#### [Your task]
Give back the full listing as written. No pictures go with it.

#### [The data]
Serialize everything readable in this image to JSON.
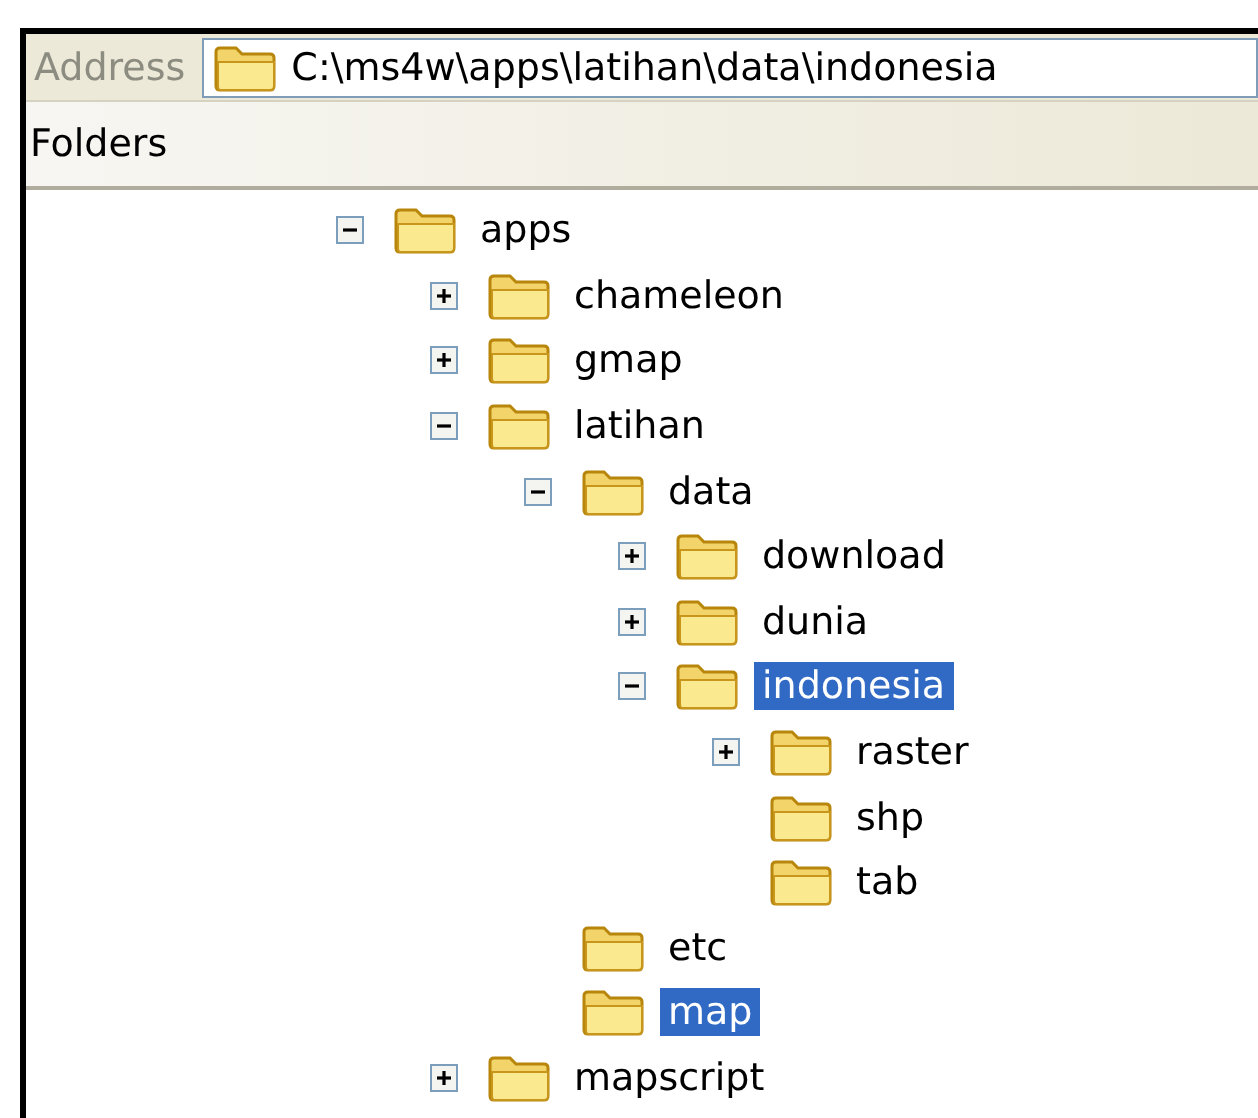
{
  "address_bar": {
    "label": "Address",
    "value": "C:\\ms4w\\apps\\latihan\\data\\indonesia"
  },
  "folders_pane": {
    "title": "Folders"
  },
  "tree": [
    {
      "label": "apps",
      "expanded": true,
      "selected": false,
      "children": [
        {
          "label": "chameleon",
          "expanded": false,
          "selected": false
        },
        {
          "label": "gmap",
          "expanded": false,
          "selected": false
        },
        {
          "label": "latihan",
          "expanded": true,
          "selected": false,
          "children": [
            {
              "label": "data",
              "expanded": true,
              "selected": false,
              "children": [
                {
                  "label": "download",
                  "expanded": false,
                  "selected": false
                },
                {
                  "label": "dunia",
                  "expanded": false,
                  "selected": false
                },
                {
                  "label": "indonesia",
                  "expanded": true,
                  "selected": true,
                  "children": [
                    {
                      "label": "raster",
                      "expanded": false,
                      "selected": false
                    },
                    {
                      "label": "shp",
                      "selected": false
                    },
                    {
                      "label": "tab",
                      "selected": false
                    }
                  ]
                }
              ]
            },
            {
              "label": "etc",
              "selected": false
            },
            {
              "label": "map",
              "selected": true
            }
          ]
        },
        {
          "label": "mapscript",
          "expanded": false,
          "selected": false
        }
      ]
    }
  ]
}
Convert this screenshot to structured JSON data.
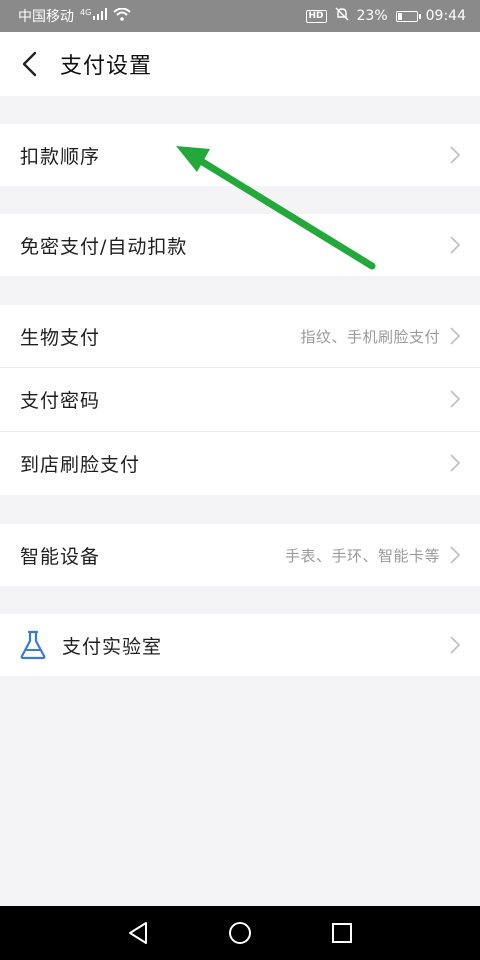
{
  "status_bar": {
    "carrier": "中国移动",
    "network": "4G",
    "battery_percent": "23%",
    "battery_level": 0.23,
    "time": "09:44",
    "hd_label": "HD"
  },
  "header": {
    "title": "支付设置"
  },
  "groups": [
    {
      "items": [
        {
          "label": "扣款顺序",
          "hint": ""
        }
      ]
    },
    {
      "items": [
        {
          "label": "免密支付/自动扣款",
          "hint": ""
        }
      ]
    },
    {
      "items": [
        {
          "label": "生物支付",
          "hint": "指纹、手机刷脸支付"
        },
        {
          "label": "支付密码",
          "hint": ""
        },
        {
          "label": "到店刷脸支付",
          "hint": ""
        }
      ]
    },
    {
      "items": [
        {
          "label": "智能设备",
          "hint": "手表、手环、智能卡等"
        }
      ]
    },
    {
      "items": [
        {
          "label": "支付实验室",
          "hint": "",
          "icon": "flask-icon"
        }
      ]
    }
  ],
  "colors": {
    "annotation_arrow": "#22a93a",
    "lab_icon": "#3a7bd5",
    "status_bar_bg": "#8a8a8a"
  }
}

#### [Exercise result]
Serialize everything readable in this image to JSON.
{
  "address_bar": {
    "label": "Address",
    "value": "C:\\ms4w\\apps\\latihan\\data\\indonesia"
  },
  "folders_pane": {
    "title": "Folders"
  },
  "tree": [
    {
      "label": "apps",
      "expanded": true,
      "selected": false,
      "children": [
        {
          "label": "chameleon",
          "expanded": false,
          "selected": false
        },
        {
          "label": "gmap",
          "expanded": false,
          "selected": false
        },
        {
          "label": "latihan",
          "expanded": true,
          "selected": false,
          "children": [
            {
              "label": "data",
              "expanded": true,
              "selected": false,
              "children": [
                {
                  "label": "download",
                  "expanded": false,
                  "selected": false
                },
                {
                  "label": "dunia",
                  "expanded": false,
                  "selected": false
                },
                {
                  "label": "indonesia",
                  "expanded": true,
                  "selected": true,
                  "children": [
                    {
                      "label": "raster",
                      "expanded": false,
                      "selected": false
                    },
                    {
                      "label": "shp",
                      "selected": false
                    },
                    {
                      "label": "tab",
                      "selected": false
                    }
                  ]
                }
              ]
            },
            {
              "label": "etc",
              "selected": false
            },
            {
              "label": "map",
              "selected": true
            }
          ]
        },
        {
          "label": "mapscript",
          "expanded": false,
          "selected": false
        }
      ]
    }
  ]
}
Convert this screenshot to structured JSON data.
{
  "status_bar": {
    "carrier": "中国移动",
    "network": "4G",
    "battery_percent": "23%",
    "battery_level": 0.23,
    "time": "09:44",
    "hd_label": "HD"
  },
  "header": {
    "title": "支付设置"
  },
  "groups": [
    {
      "items": [
        {
          "label": "扣款顺序",
          "hint": ""
        }
      ]
    },
    {
      "items": [
        {
          "label": "免密支付/自动扣款",
          "hint": ""
        }
      ]
    },
    {
      "items": [
        {
          "label": "生物支付",
          "hint": "指纹、手机刷脸支付"
        },
        {
          "label": "支付密码",
          "hint": ""
        },
        {
          "label": "到店刷脸支付",
          "hint": ""
        }
      ]
    },
    {
      "items": [
        {
          "label": "智能设备",
          "hint": "手表、手环、智能卡等"
        }
      ]
    },
    {
      "items": [
        {
          "label": "支付实验室",
          "hint": "",
          "icon": "flask-icon"
        }
      ]
    }
  ],
  "colors": {
    "annotation_arrow": "#22a93a",
    "lab_icon": "#3a7bd5",
    "status_bar_bg": "#8a8a8a"
  }
}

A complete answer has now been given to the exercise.